records, common issues that hunters experience, accommodations, physical needs and readiness, and much more.
Packages – Get a full understanding of what specifically your hunting package includes. We’ve heard a number of horror
stories over the years of elk hunters being dropped on the side of a mountain with a tent, food, and spot, but no idea how to
hunt elk and no guide. Or, the bear hunter that is given a boat and pointed in the direction of a bait station. In some
circumstances these types of hunts are perfect for the hunter who is ready to take them on, but if you come expecting one
thing and get another it can make for a tough and potentially painful experience.
Side Note: If you have never been to a hunting camp keep an open mind and be prepared for each camp to be unique. The quality of camp life can drastically vary from outfitter to outfitter and if you have specific comfort needs make sure these are clearly discussed with the outfitter prior to showing up at camp.
Do Your Homework
After you identified what you will be hunting, and where, the real work begins.

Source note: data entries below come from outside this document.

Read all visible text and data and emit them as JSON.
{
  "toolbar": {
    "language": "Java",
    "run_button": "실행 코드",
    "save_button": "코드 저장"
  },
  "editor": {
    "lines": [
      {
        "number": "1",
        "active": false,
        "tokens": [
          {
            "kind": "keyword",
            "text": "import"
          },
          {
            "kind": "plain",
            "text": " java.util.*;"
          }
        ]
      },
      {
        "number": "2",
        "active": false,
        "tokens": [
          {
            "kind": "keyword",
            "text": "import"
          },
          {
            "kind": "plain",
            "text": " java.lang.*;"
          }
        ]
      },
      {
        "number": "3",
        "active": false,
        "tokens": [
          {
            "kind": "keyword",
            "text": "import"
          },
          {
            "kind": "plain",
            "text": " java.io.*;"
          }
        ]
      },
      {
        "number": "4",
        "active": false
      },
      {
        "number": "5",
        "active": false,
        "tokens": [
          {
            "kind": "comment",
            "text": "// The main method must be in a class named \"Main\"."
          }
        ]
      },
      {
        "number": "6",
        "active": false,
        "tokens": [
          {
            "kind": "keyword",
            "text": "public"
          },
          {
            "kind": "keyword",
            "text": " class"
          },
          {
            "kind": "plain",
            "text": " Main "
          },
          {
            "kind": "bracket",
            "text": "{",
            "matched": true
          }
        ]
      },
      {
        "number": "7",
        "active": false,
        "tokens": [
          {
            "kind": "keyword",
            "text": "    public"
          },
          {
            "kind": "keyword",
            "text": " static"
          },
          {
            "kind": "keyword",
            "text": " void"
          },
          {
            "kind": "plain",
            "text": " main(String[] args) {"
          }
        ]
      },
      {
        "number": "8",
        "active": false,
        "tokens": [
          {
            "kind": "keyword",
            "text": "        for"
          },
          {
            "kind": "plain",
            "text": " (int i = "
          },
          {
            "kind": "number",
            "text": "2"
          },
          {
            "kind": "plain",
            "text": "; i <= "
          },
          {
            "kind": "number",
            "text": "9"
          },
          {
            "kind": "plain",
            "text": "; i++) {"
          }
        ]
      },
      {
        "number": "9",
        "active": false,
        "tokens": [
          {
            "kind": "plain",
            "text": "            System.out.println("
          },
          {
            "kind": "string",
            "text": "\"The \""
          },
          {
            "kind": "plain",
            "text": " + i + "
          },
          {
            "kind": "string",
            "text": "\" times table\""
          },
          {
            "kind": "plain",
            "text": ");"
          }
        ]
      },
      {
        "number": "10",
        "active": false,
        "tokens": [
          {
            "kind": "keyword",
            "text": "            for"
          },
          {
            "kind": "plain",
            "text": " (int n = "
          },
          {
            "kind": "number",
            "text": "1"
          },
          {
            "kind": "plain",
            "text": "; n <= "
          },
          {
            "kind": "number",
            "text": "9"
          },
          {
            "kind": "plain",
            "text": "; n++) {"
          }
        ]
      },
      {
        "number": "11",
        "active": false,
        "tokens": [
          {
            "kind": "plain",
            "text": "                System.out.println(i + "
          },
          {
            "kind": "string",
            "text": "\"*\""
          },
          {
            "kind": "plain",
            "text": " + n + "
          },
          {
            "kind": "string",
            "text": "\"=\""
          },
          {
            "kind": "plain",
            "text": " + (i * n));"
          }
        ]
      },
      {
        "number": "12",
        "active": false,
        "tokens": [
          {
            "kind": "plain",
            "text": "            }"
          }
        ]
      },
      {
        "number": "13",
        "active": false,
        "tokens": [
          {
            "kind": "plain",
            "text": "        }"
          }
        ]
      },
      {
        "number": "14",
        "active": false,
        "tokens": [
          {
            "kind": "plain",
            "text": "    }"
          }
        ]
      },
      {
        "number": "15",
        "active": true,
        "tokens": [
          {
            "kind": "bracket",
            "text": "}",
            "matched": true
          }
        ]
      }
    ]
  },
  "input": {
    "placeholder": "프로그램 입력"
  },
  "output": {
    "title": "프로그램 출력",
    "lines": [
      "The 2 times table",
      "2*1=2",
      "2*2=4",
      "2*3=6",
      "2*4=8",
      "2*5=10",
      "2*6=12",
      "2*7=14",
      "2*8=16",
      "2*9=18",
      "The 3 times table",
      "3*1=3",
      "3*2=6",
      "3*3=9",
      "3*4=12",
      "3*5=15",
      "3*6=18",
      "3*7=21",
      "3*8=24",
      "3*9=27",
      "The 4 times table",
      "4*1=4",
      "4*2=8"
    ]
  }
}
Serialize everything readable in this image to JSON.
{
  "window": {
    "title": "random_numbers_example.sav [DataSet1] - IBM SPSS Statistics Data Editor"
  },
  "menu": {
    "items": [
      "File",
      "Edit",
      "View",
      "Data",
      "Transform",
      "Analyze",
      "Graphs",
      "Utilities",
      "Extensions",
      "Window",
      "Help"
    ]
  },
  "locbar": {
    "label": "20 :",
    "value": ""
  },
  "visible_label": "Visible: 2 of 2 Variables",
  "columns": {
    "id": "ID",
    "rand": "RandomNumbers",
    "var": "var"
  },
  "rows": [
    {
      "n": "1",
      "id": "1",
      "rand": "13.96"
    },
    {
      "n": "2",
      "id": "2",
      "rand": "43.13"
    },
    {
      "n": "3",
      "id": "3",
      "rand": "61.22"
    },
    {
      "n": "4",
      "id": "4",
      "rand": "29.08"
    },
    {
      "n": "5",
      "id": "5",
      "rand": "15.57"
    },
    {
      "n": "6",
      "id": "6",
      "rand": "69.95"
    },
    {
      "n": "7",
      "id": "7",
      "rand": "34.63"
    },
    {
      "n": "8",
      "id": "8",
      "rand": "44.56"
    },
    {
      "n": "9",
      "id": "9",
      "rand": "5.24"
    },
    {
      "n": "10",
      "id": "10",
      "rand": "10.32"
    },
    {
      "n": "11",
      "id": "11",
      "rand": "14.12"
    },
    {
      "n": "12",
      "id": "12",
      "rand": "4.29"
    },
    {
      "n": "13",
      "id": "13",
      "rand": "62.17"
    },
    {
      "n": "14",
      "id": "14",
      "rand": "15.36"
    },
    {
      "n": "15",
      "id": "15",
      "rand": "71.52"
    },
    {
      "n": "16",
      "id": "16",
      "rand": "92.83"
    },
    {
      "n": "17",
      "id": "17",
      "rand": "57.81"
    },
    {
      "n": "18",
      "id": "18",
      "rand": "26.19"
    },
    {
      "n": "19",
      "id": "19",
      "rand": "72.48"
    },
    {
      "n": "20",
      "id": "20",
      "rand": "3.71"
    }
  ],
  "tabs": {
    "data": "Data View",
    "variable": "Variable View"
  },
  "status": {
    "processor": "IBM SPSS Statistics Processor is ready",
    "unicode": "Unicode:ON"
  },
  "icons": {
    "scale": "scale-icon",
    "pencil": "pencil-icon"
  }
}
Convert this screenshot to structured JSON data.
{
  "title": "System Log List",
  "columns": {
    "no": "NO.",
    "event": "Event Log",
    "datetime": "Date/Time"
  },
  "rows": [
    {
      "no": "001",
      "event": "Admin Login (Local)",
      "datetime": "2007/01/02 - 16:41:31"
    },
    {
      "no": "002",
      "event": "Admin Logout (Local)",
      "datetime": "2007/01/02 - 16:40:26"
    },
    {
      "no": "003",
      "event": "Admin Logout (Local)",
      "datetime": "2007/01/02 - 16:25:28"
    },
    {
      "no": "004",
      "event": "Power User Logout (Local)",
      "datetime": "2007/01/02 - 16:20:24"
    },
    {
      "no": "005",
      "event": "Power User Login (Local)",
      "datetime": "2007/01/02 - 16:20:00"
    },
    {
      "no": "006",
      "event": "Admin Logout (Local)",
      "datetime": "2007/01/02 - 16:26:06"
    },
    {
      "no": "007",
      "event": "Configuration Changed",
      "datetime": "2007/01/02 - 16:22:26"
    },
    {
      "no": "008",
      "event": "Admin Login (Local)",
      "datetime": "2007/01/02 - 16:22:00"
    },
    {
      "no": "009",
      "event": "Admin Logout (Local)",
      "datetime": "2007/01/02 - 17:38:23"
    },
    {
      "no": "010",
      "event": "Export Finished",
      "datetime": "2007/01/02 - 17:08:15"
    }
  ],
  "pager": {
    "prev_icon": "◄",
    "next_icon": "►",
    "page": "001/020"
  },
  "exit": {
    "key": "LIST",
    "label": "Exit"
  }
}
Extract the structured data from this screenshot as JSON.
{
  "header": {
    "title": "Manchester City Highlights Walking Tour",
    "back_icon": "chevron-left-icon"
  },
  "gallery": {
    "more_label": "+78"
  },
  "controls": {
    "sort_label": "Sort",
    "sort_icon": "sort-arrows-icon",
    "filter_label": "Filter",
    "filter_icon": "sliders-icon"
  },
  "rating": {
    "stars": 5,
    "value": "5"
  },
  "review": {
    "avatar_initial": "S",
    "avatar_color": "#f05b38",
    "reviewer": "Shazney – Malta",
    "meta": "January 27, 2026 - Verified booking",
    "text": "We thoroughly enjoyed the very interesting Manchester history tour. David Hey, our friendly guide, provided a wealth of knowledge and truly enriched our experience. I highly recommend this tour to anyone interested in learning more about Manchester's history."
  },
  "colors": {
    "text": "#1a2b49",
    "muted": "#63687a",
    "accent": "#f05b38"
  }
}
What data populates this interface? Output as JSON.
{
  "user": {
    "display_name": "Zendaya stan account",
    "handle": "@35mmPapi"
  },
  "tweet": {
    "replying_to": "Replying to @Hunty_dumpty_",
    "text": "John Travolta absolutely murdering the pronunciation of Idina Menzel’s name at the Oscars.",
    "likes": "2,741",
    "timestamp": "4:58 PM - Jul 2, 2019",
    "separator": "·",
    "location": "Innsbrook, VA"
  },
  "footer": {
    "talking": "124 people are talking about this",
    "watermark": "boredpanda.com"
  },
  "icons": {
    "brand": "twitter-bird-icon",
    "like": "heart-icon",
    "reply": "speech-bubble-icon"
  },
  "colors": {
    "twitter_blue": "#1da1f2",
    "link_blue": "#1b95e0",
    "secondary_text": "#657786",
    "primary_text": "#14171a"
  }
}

It is extremely important that you spend the time upfront understanding all of the various points of your hunt. Begin by gaining a full understanding of the local and federal laws. During this review of the regulations take notes.
When can I hunt this game animal in this area (seasons, hours, etc.)?
What are the local laws for accessing hunting land?
What are the clothing requirements (blaze orange, etc.) for this area?
What are the licensing requirements (preference points, tags, etc.) for this area?
What are the firearm requirements (archery only, rifle, etc.) for this area?
What are the requirements for managing my kill following the harvest (registration)?
In addition to understanding the regulatory laws, start to get to know the land. Spend time looking at topographical maps and get a feel for the terrain you will be hunting in. Additionally, spend time understanding common weather trends for the time in which you are hunting that specific location.